Data for this exercise:
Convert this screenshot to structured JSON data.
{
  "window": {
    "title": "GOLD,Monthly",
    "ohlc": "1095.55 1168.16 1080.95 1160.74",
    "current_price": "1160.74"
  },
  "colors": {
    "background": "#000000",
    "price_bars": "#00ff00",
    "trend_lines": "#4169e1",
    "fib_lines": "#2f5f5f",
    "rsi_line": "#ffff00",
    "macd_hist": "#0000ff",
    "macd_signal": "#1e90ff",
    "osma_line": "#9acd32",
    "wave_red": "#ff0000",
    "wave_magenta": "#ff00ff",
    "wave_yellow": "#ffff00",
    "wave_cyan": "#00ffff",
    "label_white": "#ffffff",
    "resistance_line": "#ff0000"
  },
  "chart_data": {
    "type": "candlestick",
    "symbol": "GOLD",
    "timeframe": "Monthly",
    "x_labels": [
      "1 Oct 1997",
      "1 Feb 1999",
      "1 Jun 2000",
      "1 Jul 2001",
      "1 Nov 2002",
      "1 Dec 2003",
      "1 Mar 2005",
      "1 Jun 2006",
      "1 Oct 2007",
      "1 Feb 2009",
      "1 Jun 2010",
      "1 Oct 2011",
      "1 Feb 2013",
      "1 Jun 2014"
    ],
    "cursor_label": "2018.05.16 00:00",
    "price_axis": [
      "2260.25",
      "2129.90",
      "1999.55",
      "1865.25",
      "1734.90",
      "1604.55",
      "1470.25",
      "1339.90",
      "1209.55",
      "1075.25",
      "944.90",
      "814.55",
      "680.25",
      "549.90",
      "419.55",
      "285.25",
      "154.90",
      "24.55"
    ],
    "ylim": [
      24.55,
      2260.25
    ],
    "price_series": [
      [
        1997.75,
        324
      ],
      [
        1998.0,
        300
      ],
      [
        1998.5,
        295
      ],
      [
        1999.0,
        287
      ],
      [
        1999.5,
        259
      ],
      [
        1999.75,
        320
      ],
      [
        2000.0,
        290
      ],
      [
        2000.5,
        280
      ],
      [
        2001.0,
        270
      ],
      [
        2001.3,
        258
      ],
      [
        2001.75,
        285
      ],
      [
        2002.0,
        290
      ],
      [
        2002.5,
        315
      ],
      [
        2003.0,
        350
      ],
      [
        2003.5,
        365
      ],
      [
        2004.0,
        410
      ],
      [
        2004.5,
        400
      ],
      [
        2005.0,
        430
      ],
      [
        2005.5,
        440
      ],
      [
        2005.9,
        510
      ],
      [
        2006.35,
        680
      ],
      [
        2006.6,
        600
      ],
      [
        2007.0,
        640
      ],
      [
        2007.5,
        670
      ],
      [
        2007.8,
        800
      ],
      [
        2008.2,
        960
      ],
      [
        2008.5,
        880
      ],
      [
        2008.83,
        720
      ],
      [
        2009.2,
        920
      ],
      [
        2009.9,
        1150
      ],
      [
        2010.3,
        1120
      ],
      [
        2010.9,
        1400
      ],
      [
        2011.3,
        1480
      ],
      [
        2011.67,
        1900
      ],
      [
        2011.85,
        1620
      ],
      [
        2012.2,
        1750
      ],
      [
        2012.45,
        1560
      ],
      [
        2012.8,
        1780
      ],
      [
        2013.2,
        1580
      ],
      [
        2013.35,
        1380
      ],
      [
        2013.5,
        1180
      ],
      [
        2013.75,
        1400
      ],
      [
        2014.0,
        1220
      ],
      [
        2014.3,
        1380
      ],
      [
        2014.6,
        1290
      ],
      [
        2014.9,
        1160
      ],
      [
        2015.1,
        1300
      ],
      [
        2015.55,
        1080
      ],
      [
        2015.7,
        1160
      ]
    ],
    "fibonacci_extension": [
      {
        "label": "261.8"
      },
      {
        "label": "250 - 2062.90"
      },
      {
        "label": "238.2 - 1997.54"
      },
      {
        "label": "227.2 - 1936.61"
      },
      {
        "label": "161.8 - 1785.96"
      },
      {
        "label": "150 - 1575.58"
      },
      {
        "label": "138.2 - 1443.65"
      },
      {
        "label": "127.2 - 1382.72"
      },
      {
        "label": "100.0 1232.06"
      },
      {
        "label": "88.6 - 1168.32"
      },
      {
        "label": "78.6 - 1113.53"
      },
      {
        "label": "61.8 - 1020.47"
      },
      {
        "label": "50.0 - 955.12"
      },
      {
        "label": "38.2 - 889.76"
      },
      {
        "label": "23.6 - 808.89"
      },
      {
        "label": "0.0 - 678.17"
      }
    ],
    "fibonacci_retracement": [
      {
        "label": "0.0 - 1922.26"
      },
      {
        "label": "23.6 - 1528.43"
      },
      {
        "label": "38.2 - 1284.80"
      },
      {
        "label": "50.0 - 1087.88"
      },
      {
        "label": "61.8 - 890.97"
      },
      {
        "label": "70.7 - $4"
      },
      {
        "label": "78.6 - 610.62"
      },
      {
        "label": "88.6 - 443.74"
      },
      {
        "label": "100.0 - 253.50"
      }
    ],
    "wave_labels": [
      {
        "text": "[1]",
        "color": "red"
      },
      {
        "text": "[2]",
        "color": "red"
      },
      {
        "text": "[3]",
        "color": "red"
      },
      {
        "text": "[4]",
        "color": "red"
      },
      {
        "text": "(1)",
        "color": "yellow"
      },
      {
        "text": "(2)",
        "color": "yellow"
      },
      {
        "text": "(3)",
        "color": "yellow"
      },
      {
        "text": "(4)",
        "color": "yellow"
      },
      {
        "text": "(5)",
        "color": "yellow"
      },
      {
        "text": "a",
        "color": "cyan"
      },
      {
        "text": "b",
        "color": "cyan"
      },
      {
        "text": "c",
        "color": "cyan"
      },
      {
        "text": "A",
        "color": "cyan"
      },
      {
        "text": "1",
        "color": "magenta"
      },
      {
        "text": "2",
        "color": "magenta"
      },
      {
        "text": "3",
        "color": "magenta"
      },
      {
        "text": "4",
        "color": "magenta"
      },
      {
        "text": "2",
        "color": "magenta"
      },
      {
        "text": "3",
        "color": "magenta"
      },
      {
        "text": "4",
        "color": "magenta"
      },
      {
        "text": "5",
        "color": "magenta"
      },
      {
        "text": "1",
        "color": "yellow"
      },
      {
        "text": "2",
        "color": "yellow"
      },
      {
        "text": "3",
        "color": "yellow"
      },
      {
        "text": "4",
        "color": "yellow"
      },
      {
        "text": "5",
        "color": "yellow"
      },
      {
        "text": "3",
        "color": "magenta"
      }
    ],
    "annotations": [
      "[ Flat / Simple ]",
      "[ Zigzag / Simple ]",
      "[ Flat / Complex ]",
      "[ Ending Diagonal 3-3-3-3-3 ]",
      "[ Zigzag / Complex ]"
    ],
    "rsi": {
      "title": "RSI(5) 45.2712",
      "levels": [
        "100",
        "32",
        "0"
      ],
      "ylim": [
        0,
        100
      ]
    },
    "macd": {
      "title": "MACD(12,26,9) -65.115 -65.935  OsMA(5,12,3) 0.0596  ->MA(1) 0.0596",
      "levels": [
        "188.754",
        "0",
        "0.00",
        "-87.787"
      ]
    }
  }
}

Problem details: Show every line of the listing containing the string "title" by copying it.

Answer to this task:
    "title": "GOLD,Monthly",
      "title": "RSI(5) 45.2712",
      "title": "MACD(12,26,9) -65.115 -65.935  OsMA(5,12,3) 0.0596  ->MA(1) 0.0596",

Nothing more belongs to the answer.